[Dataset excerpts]
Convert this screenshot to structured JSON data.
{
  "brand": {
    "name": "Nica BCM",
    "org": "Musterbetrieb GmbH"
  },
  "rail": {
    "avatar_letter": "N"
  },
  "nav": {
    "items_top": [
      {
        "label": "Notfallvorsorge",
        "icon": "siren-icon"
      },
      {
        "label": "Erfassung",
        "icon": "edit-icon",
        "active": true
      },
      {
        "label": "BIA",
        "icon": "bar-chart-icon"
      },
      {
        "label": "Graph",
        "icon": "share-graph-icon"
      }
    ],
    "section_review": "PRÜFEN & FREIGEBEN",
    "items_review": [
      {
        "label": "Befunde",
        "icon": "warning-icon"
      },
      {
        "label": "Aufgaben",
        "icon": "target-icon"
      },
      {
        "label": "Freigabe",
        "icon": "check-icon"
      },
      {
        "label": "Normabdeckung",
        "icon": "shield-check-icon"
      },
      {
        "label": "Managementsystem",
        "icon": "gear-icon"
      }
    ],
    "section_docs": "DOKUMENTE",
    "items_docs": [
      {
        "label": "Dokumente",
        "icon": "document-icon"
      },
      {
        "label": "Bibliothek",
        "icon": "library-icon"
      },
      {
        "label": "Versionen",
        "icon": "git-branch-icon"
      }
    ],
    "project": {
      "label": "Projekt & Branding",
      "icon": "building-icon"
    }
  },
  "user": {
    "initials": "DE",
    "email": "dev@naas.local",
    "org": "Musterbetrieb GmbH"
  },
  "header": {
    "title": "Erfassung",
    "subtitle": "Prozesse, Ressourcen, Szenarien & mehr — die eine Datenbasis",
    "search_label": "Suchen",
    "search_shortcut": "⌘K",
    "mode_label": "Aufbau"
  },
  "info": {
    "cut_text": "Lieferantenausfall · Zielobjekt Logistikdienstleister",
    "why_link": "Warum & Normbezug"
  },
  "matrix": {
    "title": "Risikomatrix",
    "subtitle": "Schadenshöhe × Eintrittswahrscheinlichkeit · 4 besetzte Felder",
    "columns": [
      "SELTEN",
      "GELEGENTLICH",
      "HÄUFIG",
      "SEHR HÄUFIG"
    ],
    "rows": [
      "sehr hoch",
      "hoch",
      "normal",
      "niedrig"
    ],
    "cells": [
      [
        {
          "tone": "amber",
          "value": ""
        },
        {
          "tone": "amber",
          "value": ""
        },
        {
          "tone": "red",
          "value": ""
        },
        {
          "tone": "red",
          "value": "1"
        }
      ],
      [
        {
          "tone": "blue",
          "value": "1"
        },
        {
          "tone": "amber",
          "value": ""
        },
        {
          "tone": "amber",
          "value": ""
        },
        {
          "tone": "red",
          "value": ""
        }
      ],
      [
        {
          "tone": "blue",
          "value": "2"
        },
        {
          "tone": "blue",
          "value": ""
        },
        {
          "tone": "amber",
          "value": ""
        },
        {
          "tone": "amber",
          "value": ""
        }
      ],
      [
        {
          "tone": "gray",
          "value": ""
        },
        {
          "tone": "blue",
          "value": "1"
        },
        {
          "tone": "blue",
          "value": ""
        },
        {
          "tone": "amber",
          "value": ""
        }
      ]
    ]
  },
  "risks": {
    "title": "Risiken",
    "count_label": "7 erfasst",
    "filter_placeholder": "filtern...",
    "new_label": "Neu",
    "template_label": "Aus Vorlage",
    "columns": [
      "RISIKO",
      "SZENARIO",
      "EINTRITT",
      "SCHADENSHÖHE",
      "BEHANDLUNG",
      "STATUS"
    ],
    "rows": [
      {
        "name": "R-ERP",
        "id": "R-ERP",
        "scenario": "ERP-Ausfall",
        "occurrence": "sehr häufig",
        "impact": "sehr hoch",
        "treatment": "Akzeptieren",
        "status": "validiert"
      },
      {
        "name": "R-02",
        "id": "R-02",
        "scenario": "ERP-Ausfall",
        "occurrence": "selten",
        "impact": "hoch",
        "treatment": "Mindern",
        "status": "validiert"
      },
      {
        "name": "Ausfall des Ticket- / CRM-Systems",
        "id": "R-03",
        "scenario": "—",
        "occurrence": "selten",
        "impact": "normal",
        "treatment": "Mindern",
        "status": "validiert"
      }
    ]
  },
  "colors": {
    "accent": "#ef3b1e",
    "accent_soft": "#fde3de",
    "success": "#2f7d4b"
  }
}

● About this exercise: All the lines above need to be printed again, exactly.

● Task output:
Convert this screenshot to structured JSON data.
{
  "brand": {
    "name": "Nica BCM",
    "org": "Musterbetrieb GmbH"
  },
  "rail": {
    "avatar_letter": "N"
  },
  "nav": {
    "items_top": [
      {
        "label": "Notfallvorsorge",
        "icon": "siren-icon"
      },
      {
        "label": "Erfassung",
        "icon": "edit-icon",
        "active": true
      },
      {
        "label": "BIA",
        "icon": "bar-chart-icon"
      },
      {
        "label": "Graph",
        "icon": "share-graph-icon"
      }
    ],
    "section_review": "PRÜFEN & FREIGEBEN",
    "items_review": [
      {
        "label": "Befunde",
        "icon": "warning-icon"
      },
      {
        "label": "Aufgaben",
        "icon": "target-icon"
      },
      {
        "label": "Freigabe",
        "icon": "check-icon"
      },
      {
        "label": "Normabdeckung",
        "icon": "shield-check-icon"
      },
      {
        "label": "Managementsystem",
        "icon": "gear-icon"
      }
    ],
    "section_docs": "DOKUMENTE",
    "items_docs": [
      {
        "label": "Dokumente",
        "icon": "document-icon"
      },
      {
        "label": "Bibliothek",
        "icon": "library-icon"
      },
      {
        "label": "Versionen",
        "icon": "git-branch-icon"
      }
    ],
    "project": {
      "label": "Projekt & Branding",
      "icon": "building-icon"
    }
  },
  "user": {
    "initials": "DE",
    "email": "dev@naas.local",
    "org": "Musterbetrieb GmbH"
  },
  "header": {
    "title": "Erfassung",
    "subtitle": "Prozesse, Ressourcen, Szenarien & mehr — die eine Datenbasis",
    "search_label": "Suchen",
    "search_shortcut": "⌘K",
    "mode_label": "Aufbau"
  },
  "info": {
    "cut_text": "Lieferantenausfall · Zielobjekt Logistikdienstleister",
    "why_link": "Warum & Normbezug"
  },
  "matrix": {
    "title": "Risikomatrix",
    "subtitle": "Schadenshöhe × Eintrittswahrscheinlichkeit · 4 besetzte Felder",
    "columns": [
      "SELTEN",
      "GELEGENTLICH",
      "HÄUFIG",
      "SEHR HÄUFIG"
    ],
    "rows": [
      "sehr hoch",
      "hoch",
      "normal",
      "niedrig"
    ],
    "cells": [
      [
        {
          "tone": "amber",
          "value": ""
        },
        {
          "tone": "amber",
          "value": ""
        },
        {
          "tone": "red",
          "value": ""
        },
        {
          "tone": "red",
          "value": "1"
        }
      ],
      [
        {
          "tone": "blue",
          "value": "1"
        },
        {
          "tone": "amber",
          "value": ""
        },
        {
          "tone": "amber",
          "value": ""
        },
        {
          "tone": "red",
          "value": ""
        }
      ],
      [
        {
          "tone": "blue",
          "value": "2"
        },
        {
          "tone": "blue",
          "value": ""
        },
        {
          "tone": "amber",
          "value": ""
        },
        {
          "tone": "amber",
          "value": ""
        }
      ],
      [
        {
          "tone": "gray",
          "value": ""
        },
        {
          "tone": "blue",
          "value": "1"
        },
        {
          "tone": "blue",
          "value": ""
        },
        {
          "tone": "amber",
          "value": ""
        }
      ]
    ]
  },
  "risks": {
    "title": "Risiken",
    "count_label": "7 erfasst",
    "filter_placeholder": "filtern...",
    "new_label": "Neu",
    "template_label": "Aus Vorlage",
    "columns": [
      "RISIKO",
      "SZENARIO",
      "EINTRITT",
      "SCHADENSHÖHE",
      "BEHANDLUNG",
      "STATUS"
    ],
    "rows": [
      {
        "name": "R-ERP",
        "id": "R-ERP",
        "scenario": "ERP-Ausfall",
        "occurrence": "sehr häufig",
        "impact": "sehr hoch",
        "treatment": "Akzeptieren",
        "status": "validiert"
      },
      {
        "name": "R-02",
        "id": "R-02",
        "scenario": "ERP-Ausfall",
        "occurrence": "selten",
        "impact": "hoch",
        "treatment": "Mindern",
        "status": "validiert"
      },
      {
        "name": "Ausfall des Ticket- / CRM-Systems",
        "id": "R-03",
        "scenario": "—",
        "occurrence": "selten",
        "impact": "normal",
        "treatment": "Mindern",
        "status": "validiert"
      }
    ]
  },
  "colors": {
    "accent": "#ef3b1e",
    "accent_soft": "#fde3de",
    "success": "#2f7d4b"
  }
}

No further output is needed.